━━━ ENTRIES PROVIDED ━━━

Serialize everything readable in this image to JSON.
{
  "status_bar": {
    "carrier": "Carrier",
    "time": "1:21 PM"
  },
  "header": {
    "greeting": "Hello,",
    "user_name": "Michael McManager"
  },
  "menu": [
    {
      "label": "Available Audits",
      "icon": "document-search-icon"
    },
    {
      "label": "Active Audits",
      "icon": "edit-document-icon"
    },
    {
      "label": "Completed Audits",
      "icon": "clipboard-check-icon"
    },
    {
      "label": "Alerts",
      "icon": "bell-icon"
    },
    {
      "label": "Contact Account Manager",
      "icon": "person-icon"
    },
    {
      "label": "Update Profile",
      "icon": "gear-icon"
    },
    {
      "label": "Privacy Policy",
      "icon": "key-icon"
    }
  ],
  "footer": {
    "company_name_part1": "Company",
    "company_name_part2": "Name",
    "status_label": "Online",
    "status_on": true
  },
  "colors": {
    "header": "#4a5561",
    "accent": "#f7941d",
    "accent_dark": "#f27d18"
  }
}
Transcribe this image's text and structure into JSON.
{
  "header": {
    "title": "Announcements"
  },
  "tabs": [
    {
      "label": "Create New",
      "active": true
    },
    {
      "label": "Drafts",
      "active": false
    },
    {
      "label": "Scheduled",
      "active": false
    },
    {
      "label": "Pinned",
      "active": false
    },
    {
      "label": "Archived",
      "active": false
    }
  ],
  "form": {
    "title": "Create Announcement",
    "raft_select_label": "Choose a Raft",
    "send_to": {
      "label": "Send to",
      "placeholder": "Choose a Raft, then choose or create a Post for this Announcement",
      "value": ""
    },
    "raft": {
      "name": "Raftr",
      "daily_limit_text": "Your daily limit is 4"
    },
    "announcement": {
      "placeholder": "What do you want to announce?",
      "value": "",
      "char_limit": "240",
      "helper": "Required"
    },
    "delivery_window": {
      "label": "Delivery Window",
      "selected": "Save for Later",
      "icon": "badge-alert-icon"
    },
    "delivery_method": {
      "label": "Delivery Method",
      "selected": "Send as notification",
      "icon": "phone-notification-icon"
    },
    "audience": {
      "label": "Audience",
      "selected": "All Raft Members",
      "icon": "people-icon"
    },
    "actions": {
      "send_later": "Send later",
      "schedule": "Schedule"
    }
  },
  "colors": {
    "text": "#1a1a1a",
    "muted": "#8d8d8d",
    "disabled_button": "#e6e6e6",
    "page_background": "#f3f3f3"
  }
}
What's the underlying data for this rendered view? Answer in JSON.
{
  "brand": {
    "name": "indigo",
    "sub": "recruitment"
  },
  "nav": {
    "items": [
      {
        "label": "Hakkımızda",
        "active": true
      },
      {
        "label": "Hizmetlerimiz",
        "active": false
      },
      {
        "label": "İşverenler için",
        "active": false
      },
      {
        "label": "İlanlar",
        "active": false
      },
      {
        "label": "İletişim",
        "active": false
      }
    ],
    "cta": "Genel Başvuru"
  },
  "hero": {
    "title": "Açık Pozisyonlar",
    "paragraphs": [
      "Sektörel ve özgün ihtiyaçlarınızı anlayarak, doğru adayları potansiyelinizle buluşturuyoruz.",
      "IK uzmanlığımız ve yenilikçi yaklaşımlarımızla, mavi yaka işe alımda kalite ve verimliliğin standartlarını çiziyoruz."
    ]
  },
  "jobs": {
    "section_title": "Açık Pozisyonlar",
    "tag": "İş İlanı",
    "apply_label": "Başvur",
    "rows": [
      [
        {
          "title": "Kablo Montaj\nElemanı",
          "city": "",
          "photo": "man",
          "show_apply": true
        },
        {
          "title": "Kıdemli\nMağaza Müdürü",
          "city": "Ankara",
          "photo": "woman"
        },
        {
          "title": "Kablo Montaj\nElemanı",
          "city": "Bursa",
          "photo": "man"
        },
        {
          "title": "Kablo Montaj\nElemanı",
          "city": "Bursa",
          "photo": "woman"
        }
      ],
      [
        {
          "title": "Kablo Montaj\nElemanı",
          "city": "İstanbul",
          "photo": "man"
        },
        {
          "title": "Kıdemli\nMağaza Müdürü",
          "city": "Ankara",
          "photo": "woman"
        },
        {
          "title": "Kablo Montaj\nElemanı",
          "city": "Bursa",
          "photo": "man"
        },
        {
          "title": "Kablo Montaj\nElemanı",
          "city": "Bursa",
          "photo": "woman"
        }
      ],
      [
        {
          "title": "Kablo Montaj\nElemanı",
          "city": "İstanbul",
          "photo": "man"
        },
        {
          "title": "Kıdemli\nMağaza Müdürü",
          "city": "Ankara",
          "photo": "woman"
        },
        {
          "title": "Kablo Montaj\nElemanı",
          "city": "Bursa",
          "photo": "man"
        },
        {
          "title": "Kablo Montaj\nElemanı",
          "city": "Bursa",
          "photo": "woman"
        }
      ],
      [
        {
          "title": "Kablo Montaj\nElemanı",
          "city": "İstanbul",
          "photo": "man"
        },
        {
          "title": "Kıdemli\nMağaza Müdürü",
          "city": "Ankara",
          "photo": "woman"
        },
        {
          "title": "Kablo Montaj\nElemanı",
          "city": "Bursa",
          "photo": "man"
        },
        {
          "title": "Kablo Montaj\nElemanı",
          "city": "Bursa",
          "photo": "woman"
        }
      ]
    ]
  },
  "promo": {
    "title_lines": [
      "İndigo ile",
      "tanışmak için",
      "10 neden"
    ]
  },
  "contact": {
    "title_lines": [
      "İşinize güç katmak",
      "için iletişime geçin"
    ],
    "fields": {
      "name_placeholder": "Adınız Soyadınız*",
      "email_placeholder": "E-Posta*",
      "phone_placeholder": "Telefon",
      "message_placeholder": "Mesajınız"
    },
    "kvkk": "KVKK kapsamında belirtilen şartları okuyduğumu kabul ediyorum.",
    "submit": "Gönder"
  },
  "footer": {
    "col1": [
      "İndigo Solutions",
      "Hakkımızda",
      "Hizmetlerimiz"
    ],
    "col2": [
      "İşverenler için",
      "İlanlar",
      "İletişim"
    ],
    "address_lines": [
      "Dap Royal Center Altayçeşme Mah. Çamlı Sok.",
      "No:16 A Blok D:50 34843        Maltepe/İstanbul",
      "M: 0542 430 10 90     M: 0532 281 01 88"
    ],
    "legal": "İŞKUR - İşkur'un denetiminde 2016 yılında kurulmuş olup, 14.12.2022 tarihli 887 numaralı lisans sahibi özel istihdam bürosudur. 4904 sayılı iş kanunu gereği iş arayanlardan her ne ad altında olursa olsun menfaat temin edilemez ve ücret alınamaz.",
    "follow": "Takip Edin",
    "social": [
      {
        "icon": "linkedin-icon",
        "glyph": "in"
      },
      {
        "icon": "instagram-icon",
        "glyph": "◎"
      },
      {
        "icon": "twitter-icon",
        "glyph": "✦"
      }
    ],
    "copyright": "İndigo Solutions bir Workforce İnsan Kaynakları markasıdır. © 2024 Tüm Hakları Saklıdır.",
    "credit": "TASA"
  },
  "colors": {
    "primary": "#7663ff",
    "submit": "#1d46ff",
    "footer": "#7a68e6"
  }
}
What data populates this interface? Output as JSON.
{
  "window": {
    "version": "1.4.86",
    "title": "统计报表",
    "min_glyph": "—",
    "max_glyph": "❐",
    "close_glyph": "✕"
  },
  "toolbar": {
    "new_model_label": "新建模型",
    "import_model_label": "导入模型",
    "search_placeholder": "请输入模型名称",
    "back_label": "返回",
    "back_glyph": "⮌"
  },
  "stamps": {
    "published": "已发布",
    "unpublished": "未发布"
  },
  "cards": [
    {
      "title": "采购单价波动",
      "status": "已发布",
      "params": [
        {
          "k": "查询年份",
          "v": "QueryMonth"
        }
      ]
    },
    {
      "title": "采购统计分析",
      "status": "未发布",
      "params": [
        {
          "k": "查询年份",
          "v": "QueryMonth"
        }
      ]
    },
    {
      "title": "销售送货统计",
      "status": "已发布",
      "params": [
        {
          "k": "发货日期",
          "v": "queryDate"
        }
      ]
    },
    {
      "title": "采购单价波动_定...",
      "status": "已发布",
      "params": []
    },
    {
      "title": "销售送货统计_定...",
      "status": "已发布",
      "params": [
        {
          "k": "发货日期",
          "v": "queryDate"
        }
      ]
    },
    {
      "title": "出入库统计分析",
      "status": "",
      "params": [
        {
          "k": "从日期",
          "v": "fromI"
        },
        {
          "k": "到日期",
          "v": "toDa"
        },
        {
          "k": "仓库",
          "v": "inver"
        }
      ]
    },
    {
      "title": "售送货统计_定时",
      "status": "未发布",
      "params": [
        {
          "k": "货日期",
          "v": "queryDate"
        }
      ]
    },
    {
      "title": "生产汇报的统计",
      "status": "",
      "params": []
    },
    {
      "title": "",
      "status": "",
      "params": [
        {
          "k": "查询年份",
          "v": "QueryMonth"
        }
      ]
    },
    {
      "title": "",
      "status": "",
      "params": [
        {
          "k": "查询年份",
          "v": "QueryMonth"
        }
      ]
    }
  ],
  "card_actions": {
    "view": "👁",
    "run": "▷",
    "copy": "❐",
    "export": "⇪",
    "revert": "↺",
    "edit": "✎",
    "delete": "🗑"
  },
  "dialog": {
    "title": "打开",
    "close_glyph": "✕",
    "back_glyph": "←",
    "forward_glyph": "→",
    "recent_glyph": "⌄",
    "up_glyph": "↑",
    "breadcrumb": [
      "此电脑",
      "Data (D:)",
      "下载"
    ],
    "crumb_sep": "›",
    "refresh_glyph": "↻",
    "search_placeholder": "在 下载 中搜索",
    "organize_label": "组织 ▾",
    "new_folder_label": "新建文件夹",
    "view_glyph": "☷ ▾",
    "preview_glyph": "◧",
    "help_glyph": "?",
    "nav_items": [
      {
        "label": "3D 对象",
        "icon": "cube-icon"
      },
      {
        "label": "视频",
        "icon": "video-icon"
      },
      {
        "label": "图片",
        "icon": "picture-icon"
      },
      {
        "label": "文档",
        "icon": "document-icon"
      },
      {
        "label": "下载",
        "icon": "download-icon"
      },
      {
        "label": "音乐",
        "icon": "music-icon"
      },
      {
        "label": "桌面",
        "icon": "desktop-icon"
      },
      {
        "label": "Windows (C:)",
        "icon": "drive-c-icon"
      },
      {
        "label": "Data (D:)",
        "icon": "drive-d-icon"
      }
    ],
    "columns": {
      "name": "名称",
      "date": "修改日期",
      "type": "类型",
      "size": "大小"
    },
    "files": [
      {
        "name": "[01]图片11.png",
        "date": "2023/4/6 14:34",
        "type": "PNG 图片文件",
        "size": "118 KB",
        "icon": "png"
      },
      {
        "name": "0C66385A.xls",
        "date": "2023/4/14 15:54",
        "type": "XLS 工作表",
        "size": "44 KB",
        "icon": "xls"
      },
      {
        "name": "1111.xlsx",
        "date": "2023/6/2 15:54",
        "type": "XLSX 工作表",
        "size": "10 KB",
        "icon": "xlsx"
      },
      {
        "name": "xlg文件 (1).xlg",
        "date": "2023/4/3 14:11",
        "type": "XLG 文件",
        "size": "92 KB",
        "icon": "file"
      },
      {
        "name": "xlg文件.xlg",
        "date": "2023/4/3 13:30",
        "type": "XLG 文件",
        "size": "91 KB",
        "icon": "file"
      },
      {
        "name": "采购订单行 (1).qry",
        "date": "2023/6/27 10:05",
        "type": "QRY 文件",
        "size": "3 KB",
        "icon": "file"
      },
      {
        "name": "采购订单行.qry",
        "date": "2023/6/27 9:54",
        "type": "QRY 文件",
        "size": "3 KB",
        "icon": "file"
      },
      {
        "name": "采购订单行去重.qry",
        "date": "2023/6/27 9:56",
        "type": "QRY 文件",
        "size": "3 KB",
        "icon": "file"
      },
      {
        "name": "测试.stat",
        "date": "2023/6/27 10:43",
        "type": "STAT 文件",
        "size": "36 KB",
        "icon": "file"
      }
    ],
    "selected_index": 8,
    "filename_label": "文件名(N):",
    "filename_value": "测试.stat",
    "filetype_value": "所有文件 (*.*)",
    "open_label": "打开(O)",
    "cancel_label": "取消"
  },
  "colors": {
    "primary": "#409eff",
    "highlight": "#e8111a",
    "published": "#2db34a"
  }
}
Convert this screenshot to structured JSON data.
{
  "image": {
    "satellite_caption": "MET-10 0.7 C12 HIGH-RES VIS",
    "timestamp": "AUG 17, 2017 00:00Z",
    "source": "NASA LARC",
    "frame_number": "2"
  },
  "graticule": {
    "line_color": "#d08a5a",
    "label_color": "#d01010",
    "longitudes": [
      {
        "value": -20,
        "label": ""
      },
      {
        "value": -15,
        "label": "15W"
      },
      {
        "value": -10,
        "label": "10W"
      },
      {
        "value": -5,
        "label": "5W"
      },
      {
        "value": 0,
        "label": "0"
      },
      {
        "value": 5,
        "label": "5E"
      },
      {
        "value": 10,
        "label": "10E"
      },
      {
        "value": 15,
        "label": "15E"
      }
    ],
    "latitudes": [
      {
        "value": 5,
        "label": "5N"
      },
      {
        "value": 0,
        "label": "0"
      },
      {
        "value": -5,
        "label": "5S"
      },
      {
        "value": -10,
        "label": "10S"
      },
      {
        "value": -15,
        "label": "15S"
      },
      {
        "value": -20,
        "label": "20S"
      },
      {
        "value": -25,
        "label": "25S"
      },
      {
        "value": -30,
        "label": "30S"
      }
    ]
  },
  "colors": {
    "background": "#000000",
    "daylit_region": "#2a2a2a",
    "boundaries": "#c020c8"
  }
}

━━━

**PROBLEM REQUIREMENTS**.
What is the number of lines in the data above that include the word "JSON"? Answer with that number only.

**OUTPUT**.
5